- Auto park
- Auto steer
- Automatic lane change
I’ve seen very few pictures and videos of these features across YouTube and various outlets. There’s a TMC forum thread which discusses the 7.0 release notes.
What we don’t know
There are a number of unanswered questions surround Tesla firmware 7.0.
- How is the set cruise control speed shown? (not cruise enabled but the speed I have it set to)
- How is limited regeneration shown? Is it only through the pop up energy widget?
- How is limited power (acceleration) shown? Is it only through the pop up energy widget?
- Do non-autopilot Model S’ get the same center display? It seems like a pretty big waste of space since there’s little to show in that real estate for cars that do not have the autopilot hardware.
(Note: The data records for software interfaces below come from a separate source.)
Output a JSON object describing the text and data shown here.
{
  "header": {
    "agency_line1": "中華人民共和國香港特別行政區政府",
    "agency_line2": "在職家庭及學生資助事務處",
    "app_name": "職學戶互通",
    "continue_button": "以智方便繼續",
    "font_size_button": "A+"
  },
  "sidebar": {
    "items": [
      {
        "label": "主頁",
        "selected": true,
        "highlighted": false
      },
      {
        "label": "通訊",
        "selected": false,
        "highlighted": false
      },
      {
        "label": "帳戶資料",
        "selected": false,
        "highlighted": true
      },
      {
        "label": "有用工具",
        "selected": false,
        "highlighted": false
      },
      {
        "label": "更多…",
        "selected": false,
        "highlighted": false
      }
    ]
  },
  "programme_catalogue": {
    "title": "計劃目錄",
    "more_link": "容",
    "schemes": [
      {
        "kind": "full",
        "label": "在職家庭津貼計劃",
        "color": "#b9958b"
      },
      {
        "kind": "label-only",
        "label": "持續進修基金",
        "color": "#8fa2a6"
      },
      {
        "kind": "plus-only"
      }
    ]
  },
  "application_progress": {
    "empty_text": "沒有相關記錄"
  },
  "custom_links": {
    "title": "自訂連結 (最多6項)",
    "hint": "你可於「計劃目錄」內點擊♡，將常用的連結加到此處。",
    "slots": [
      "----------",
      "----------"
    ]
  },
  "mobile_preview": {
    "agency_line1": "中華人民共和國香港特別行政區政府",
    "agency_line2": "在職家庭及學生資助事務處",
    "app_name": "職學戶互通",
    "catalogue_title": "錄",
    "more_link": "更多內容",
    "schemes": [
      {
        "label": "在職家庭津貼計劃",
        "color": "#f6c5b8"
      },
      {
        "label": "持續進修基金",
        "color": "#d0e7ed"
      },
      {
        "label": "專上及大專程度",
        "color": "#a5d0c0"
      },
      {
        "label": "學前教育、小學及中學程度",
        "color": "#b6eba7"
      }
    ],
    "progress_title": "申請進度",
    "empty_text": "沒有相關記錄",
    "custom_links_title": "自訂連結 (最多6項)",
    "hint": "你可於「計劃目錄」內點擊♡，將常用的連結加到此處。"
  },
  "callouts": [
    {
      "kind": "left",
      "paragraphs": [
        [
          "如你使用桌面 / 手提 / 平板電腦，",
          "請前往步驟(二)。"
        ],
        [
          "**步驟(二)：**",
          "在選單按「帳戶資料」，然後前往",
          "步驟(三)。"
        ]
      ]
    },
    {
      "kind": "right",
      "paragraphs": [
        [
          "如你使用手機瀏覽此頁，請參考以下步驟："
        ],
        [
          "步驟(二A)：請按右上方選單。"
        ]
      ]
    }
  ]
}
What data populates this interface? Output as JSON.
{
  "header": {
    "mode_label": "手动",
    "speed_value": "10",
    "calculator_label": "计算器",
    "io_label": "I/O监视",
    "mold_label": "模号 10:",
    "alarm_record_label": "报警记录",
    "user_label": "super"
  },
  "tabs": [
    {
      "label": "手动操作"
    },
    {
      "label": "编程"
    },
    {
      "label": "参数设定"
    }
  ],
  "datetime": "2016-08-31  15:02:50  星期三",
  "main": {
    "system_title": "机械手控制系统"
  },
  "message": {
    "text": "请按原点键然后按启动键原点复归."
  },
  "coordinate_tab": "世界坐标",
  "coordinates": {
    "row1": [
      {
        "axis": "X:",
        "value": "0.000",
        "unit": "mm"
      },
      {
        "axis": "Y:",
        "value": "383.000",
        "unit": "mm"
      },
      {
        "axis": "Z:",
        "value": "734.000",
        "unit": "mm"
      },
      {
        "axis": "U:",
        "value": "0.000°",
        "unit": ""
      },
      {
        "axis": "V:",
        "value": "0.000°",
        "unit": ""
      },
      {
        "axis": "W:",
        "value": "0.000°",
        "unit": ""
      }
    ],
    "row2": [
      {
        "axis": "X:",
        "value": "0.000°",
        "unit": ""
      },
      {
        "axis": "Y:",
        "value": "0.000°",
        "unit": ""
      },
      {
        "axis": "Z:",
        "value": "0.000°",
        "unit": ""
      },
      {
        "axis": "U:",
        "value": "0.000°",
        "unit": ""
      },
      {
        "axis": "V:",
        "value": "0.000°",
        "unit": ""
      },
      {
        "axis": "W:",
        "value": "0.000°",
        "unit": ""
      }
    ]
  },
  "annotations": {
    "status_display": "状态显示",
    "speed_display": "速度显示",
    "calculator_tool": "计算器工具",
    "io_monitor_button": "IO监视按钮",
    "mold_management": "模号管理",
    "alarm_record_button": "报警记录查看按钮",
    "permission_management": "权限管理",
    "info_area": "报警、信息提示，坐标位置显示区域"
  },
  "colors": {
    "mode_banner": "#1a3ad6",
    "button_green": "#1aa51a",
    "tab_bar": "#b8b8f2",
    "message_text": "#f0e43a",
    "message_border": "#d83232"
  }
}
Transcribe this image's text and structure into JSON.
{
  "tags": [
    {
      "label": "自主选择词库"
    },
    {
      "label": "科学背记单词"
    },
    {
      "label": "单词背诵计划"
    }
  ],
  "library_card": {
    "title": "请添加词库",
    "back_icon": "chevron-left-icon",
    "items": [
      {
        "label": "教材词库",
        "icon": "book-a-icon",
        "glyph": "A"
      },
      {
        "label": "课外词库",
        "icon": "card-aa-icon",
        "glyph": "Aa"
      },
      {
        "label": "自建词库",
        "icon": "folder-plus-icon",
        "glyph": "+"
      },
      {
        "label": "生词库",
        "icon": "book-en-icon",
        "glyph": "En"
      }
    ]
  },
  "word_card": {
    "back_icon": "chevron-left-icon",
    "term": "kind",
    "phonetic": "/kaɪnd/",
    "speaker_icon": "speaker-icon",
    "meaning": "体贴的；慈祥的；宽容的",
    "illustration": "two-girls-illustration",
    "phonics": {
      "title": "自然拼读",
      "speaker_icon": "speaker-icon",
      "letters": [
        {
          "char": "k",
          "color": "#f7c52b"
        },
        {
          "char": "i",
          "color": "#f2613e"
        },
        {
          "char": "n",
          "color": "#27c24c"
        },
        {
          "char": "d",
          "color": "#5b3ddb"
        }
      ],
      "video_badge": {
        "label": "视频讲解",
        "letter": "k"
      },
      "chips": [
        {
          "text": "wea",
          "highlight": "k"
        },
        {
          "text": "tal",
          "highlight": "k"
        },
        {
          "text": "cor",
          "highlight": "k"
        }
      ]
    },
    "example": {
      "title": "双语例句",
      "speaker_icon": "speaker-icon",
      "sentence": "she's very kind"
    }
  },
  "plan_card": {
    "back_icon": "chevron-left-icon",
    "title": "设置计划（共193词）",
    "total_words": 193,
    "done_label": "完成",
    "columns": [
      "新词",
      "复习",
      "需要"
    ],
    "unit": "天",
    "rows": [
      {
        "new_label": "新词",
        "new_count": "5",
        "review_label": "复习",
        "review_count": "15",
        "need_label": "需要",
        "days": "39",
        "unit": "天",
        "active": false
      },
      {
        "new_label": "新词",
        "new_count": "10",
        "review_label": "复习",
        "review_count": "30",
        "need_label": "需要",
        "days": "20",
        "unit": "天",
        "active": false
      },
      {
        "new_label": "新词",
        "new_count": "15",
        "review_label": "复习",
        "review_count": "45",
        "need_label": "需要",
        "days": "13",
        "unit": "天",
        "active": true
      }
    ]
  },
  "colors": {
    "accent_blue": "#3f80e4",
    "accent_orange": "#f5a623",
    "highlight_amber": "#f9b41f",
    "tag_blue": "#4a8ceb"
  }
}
- Will all cars be able to show the tire pressure readings or will the feature be limited to certain models that perhaps have updated sensors?
- Did any of the 17″ screen widgets receive improvements (Navigation, I’m talking about you)?
- Will there be different displays for autopilot vs non-autopilot cars? There’s been differences spotted between dashboard displays as seen in our first report of firmware 7.0 and a more recent video captured by a Model S beta-tester in Europe (enable closed-captioning in English).
We know that lucky Model X owners in North America are already out and about using version 7.0, but it appears to be a slightly different variation than what Model S owners will receive.
The beta auto-steering functions appear to be enabled for only a small number of people with 7.0. Any 7.0 caught in the wild is still considered a beta or pre-release version.
UPDATE: Elon Musk has since announced via Twitter that Version 7 will go to ‘wide release on Thursday’ (Oct 15, 2015)
I expect that we’ll start seeing a roll out of firmware 7.0 to Model S owners sometime in November, timed with the deliveries of Model X throughout North America. But as most people know, Tesla’s release dates are increasingly difficult to guess at.
I hope that beyond the interface changes, autopilot features will be included with the upcoming software release. I suspect there will be angry discourse among the Tesla social community if this feature is omitted.
I’m still not sure what I think about version 7.0 but in general I’m a fan of the flat and cleaned-up look.
A lot of information that I’ve gotten used to will no longer be on the dash display. My guess is that the overall dash display will be a lot less busy. There’s also going to be a lot of empty space reserved for displaying information that my pre-autopilot Model S isn’t capable of capturing. My hunch is that firmware 7.0 will be a bit of a disappointment for early Model S adopters that lack the autopilot hardware. On the other hand, Model S owners with autopilot will likely welcome the plethora of information that will be presented on the center display.
If you have hands-on experience with firmware 7.0 on a Model X or you’re a Model S 7.0 tester looking to share some more insight, leave me your thoughts in the comments below.